1. Placebo effects in the immune system
Manfred Schedlowski, Martin Hadamitzky, Sven Benson and Wiebke Sondermann
2. Pharmacological conditioning of the endocrine and immune system: Challenges and opportunities
3. Expectancy modulation of opioid neurotransmission
Marta Pecina and Jon-Kar Zubieta
4. Nocebo effects in visceral pain
Sigrid Elsenbruch and Franziska Labrenz
5. What is minimally required to elicit placebo effects?
6. Critical life functions: can placebo replace oxygen?
Fabrizio Benedetti, Diletta Barbiani and Eleonora Camerone
7. Conditioning as a higher-order cognitive phenomenon: Implications for placebo research
Jan De Houwer
8. Placebos without deception
Luana Colloca and Jeremy Howick
9. Response Expectancy and the Placebo Effect
10. Expectancy focused psychotherapy
Winfried Rief, Bettina K. Doering and Julia A. Glombiew
11. Placebo and Psychotherapy: Differences, Similarities and Implications
12. Can knowledge of placebo and nocebo mechanisms help improve the RCT?
Lene Vase and Elisa Carlino
Neurobiology of the Placebo Effect, Part A, Volume 138 in the International Review of Neurobiology series, is the first of two volumes that provide the latest placebo studies in clinically relevant models. Placebo responses are not merely a psychological, but a complex psycho-neuro-biological process that requires activation of distinct brain areas. This book discusses current research and projects on the involved brain circuitry and neurotransmitter systems. Specific chapters cover such topics as pharmacological conditioning of the endocrine and immune system, expectancy modulation of opioid neurotransmission, nocebo effects in visceral pain, and conditioning as a higher-order cognitive phenomenon, amongst other topics.
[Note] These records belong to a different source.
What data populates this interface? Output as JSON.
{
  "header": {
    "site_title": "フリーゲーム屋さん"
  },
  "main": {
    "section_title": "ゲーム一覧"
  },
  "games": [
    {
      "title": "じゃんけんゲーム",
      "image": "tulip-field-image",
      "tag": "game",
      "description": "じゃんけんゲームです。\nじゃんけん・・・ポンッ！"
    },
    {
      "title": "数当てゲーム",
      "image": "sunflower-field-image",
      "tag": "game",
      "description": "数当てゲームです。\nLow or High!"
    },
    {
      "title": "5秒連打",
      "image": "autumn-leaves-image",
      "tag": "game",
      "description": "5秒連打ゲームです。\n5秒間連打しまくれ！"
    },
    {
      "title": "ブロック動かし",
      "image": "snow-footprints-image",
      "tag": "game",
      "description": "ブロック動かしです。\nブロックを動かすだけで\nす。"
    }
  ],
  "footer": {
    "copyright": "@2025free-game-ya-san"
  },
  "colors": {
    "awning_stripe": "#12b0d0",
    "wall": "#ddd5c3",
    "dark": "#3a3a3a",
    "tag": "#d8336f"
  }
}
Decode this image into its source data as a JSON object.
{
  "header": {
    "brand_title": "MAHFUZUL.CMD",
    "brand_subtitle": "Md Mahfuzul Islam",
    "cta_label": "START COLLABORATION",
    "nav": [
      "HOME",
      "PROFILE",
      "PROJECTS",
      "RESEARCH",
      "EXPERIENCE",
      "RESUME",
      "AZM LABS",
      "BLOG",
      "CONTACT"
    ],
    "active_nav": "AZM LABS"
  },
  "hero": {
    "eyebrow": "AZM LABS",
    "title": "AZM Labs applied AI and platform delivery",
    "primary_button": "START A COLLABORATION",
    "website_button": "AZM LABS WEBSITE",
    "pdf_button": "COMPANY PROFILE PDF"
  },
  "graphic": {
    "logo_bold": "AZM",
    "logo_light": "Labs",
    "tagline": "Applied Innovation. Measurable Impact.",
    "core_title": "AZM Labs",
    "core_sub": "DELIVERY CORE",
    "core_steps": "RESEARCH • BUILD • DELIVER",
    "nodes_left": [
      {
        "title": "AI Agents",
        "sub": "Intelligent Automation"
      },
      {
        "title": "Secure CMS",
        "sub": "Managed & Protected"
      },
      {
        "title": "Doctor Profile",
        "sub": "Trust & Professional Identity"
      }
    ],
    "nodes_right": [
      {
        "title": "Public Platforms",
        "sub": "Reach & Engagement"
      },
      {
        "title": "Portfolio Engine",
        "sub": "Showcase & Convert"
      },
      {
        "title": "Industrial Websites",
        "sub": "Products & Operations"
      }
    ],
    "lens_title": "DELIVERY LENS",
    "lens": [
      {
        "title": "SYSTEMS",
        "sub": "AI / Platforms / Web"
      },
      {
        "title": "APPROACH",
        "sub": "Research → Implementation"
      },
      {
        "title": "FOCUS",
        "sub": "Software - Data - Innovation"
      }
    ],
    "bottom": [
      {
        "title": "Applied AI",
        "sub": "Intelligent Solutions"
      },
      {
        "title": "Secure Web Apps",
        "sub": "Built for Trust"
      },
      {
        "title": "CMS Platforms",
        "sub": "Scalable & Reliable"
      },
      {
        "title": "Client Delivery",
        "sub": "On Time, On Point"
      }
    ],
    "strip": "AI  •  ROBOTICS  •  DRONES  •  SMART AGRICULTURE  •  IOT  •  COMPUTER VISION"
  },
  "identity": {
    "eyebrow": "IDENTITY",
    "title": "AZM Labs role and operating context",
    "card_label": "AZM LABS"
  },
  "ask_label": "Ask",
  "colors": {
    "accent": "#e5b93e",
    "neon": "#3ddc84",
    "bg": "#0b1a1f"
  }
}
placebo effects, expectancy, cognition, clinical trials methods
Professionals, researchers, clinicians and students in the sector
- No. of pages:
- © Academic Press 2018
- 1st May 2018
- Academic Press
- Hardcover ISBN:
Dr. Luana Colloca is an associate professor at the School of Nursing and School of Medicine, University of Maryland and has extensive experience in the area of pain modulation and placebo effects. Luana received her MD degree from the University of Catanzaro, Medical School and holds both a master degree in Bioethics and a PhD in Neuroscience from the University of Turin in Italy. She completed a post-doc fellowship at the Karolinska Institute in Stockholm, Sweden and a senior research fellowship at the National Institute of Health. Luana's main line of research focuses on how expectations and learning mechanisms shape experience-driven placebo and nocebo effects. The goal of this research is to provide a comprehensive approach to understanding pain modulation and complex functions as such placebo and nocebo effects, incorporating behavioral, pharmacological, functional and psychophysical information directly in humans. The developed approaches are pivotal in translating knowledge about pain modulation from human laboratory settings to patient populations. Luana has authored numerous original articles - well-cited in the biomedical literature and published in journals such as Nature Neuro, JAMA, J Neuro, BMJ, and Pain. Prof. Colloca also co-edited three books for Elsevier, JHP, and Lambert Press respectively on the neurophysiological and translational aspects of the placebo and nocebo effects.
School of Nursing, University of Maryland, Baltimore, USA